• **EXERCISE MATERIAL**
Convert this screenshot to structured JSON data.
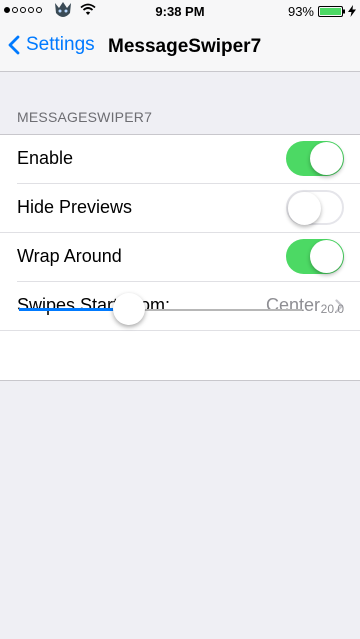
{
  "status_bar": {
    "time": "9:38 PM",
    "battery_percent": "93%",
    "signal_bars_filled": 1,
    "signal_bars_total": 5
  },
  "nav": {
    "back_label": "Settings",
    "title": "MessageSwiper7"
  },
  "section": {
    "header": "MESSAGESWIPER7"
  },
  "rows": {
    "enable": {
      "label": "Enable",
      "on": true
    },
    "hide_previews": {
      "label": "Hide Previews",
      "on": false
    },
    "wrap_around": {
      "label": "Wrap Around",
      "on": true
    },
    "swipes_start": {
      "label": "Swipes Start From:",
      "value": "Center"
    }
  },
  "slider": {
    "value": "20.0"
  },
  "colors": {
    "accent": "#007aff",
    "switch_on": "#4cd964",
    "background": "#efeff4"
  }
}
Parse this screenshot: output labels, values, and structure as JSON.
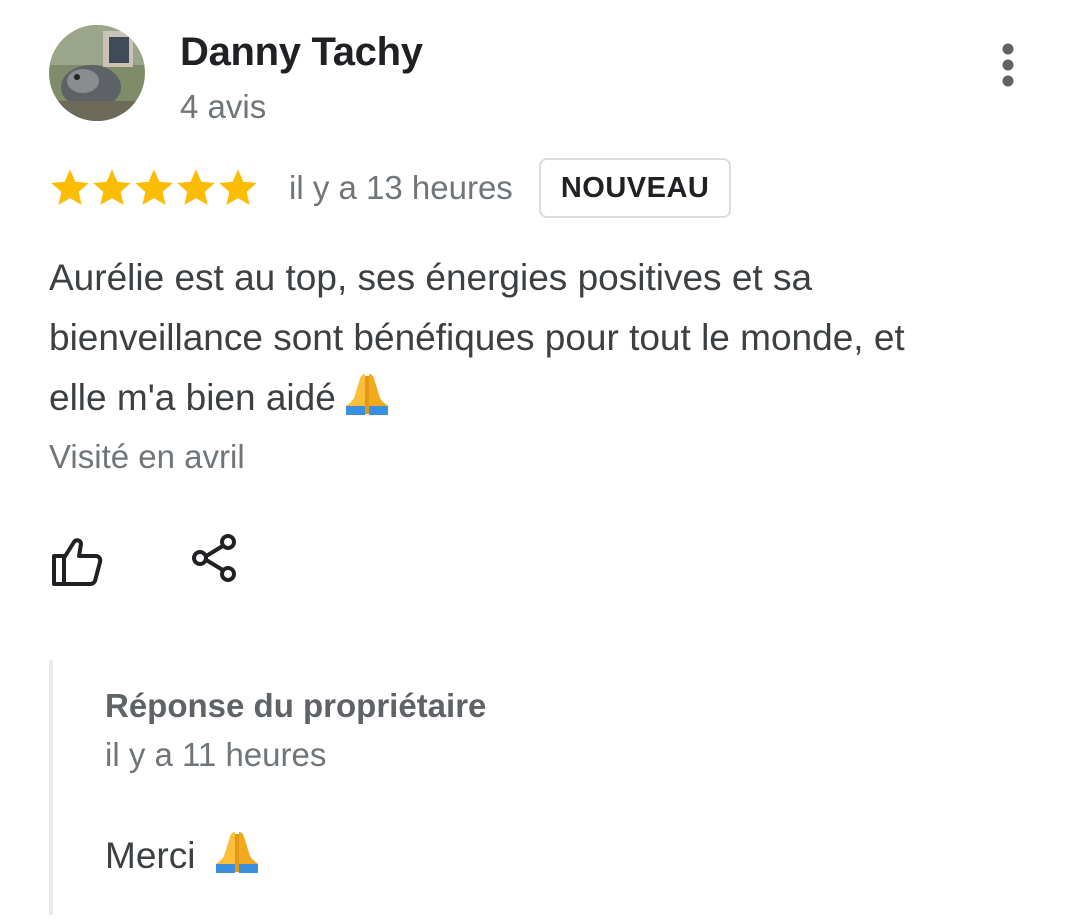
{
  "review": {
    "author": {
      "name": "Danny Tachy",
      "review_count": "4 avis"
    },
    "rating": {
      "stars": 5,
      "max_stars": 5,
      "star_color": "#fbbc04"
    },
    "timestamp": "il y a 13 heures",
    "badge": "NOUVEAU",
    "text": "Aurélie est au top, ses énergies positives et sa bienveillance sont bénéfiques pour tout le monde, et elle m'a bien aidé",
    "text_emoji": "folded-hands-emoji",
    "visit_info": "Visité en avril",
    "actions": {
      "like_icon": "thumbs-up-icon",
      "share_icon": "share-icon",
      "more_icon": "more-vertical-icon"
    }
  },
  "owner_reply": {
    "title": "Réponse du propriétaire",
    "timestamp": "il y a 11 heures",
    "text": "Merci",
    "text_emoji": "folded-hands-emoji"
  }
}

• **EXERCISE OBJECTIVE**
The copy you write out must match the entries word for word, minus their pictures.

• **ANSWER TO THIS TASK**
Convert this screenshot to structured JSON data.
{
  "status_bar": {
    "time": "9:38 PM",
    "battery_percent": "93%",
    "signal_bars_filled": 1,
    "signal_bars_total": 5
  },
  "nav": {
    "back_label": "Settings",
    "title": "MessageSwiper7"
  },
  "section": {
    "header": "MESSAGESWIPER7"
  },
  "rows": {
    "enable": {
      "label": "Enable",
      "on": true
    },
    "hide_previews": {
      "label": "Hide Previews",
      "on": false
    },
    "wrap_around": {
      "label": "Wrap Around",
      "on": true
    },
    "swipes_start": {
      "label": "Swipes Start From:",
      "value": "Center"
    }
  },
  "slider": {
    "value": "20.0"
  },
  "colors": {
    "accent": "#007aff",
    "switch_on": "#4cd964",
    "background": "#efeff4"
  }
}
Parse this screenshot: output labels, values, and structure as JSON.
{
  "review": {
    "author": {
      "name": "Danny Tachy",
      "review_count": "4 avis"
    },
    "rating": {
      "stars": 5,
      "max_stars": 5,
      "star_color": "#fbbc04"
    },
    "timestamp": "il y a 13 heures",
    "badge": "NOUVEAU",
    "text": "Aurélie est au top, ses énergies positives et sa bienveillance sont bénéfiques pour tout le monde, et elle m'a bien aidé",
    "text_emoji": "folded-hands-emoji",
    "visit_info": "Visité en avril",
    "actions": {
      "like_icon": "thumbs-up-icon",
      "share_icon": "share-icon",
      "more_icon": "more-vertical-icon"
    }
  },
  "owner_reply": {
    "title": "Réponse du propriétaire",
    "timestamp": "il y a 11 heures",
    "text": "Merci",
    "text_emoji": "folded-hands-emoji"
  }
}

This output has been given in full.